“If you’re not in sync, it doesn’t go well,” Pemberton said.
Once that rhythm has been established, the results are apparent for all to see.
“The best part about it is the smiling,” Arms said. “(No.) 3 seat hasn’t stopped smiling. She’s been smiling since she got out here.”
Part of the appeal of rowing is its accessibility to people of all fitness levels, Pemberton said. Frost and Maryville Crew teammates Sarah Gilley and Shannon Fisher are part of one of the fastest growing sports on both the high school and college level. Each has tried other sports.
“(Rowing) was different,” Gilley said. “It wasn’t something everybody else was playing.”
Arms and Pemberton, both former Tennessee Lady Vols, have rowed at the highest levels of the sport, with Pemberton, a Florida native, considering a run at the U.S. national team and a possible Olympic bid. Others like club member Claire Poole are simply in it for the fun.

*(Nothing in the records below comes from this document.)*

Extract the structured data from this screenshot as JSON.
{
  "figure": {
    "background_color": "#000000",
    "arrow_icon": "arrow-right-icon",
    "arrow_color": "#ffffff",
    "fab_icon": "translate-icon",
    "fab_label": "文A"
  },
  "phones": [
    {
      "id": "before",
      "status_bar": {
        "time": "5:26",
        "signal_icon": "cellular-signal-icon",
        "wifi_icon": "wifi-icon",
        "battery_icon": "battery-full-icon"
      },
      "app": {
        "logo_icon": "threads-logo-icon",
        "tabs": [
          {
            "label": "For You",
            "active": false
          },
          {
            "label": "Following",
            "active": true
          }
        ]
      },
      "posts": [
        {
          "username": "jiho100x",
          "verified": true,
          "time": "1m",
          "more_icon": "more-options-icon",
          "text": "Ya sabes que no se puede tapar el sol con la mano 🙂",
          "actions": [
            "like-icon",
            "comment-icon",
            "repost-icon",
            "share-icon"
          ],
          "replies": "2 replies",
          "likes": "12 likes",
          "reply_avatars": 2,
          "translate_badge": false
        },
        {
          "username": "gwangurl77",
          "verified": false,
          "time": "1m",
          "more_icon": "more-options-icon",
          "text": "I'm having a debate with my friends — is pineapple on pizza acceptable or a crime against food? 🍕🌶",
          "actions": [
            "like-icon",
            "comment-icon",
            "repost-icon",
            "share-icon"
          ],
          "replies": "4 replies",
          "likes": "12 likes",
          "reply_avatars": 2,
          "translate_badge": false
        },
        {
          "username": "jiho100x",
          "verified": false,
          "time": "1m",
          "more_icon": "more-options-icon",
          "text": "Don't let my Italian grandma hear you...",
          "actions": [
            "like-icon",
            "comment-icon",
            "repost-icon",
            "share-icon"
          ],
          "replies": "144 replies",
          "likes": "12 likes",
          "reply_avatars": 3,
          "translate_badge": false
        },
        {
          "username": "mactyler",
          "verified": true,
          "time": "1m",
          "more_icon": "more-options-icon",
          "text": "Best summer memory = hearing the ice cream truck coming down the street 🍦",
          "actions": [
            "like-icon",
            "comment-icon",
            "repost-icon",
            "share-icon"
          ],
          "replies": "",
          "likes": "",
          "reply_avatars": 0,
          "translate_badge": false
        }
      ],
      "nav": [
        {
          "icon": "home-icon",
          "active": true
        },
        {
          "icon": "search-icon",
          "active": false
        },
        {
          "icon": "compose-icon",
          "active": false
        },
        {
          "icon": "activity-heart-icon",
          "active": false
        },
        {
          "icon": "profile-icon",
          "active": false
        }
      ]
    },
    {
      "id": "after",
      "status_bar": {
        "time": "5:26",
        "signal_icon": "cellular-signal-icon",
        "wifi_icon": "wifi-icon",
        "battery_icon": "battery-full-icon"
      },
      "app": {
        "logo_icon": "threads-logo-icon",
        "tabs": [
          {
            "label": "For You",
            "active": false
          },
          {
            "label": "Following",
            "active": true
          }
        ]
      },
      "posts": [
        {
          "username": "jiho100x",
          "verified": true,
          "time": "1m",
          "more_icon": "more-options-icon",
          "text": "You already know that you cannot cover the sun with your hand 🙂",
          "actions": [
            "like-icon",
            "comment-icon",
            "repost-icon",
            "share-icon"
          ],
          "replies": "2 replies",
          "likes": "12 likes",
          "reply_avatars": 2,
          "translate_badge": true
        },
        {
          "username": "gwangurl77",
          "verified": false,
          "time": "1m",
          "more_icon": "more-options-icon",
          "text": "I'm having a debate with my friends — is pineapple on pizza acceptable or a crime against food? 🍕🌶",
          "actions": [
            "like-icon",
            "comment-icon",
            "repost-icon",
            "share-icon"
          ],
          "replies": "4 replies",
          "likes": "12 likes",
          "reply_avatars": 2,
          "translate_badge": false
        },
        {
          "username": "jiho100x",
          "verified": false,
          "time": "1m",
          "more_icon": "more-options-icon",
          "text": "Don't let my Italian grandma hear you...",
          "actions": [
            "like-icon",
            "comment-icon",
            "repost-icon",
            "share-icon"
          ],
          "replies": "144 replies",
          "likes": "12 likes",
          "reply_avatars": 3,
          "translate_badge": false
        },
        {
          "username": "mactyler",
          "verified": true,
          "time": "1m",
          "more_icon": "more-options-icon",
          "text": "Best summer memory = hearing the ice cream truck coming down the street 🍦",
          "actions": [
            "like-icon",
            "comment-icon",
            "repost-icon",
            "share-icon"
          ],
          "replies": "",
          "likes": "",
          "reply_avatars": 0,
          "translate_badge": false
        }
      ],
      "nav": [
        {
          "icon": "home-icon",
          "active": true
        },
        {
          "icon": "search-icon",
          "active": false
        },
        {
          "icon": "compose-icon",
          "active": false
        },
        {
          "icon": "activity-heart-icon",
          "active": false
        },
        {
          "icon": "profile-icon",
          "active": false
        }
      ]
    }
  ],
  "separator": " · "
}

Poole, 56, has been with Smoky Mountain Rowing since its inception. She’s tried other sports through the years, she said, but nothing beats rowing.
“I would put this right at the top,” Poole said. “It’s a full-body workout. Almost anybody can learn to row.”
The club is backing that claim with a series of youth day camps over the next two months. Aimed at ages 12 and up, three beginner sessions are scheduled for June 22-26, July 13-17 and July 20-24. An advanced camp, for those with at least a year’s racing under the belts, is slated for July 27-31.
Smoky Mountain Rowing has come a long way in four years, Hubbard said. The club had only a single shell at its disposal its first season. Now, with competitive and recreational crews of all ages taking part, it looks, by all accounts, to be full speed ahead.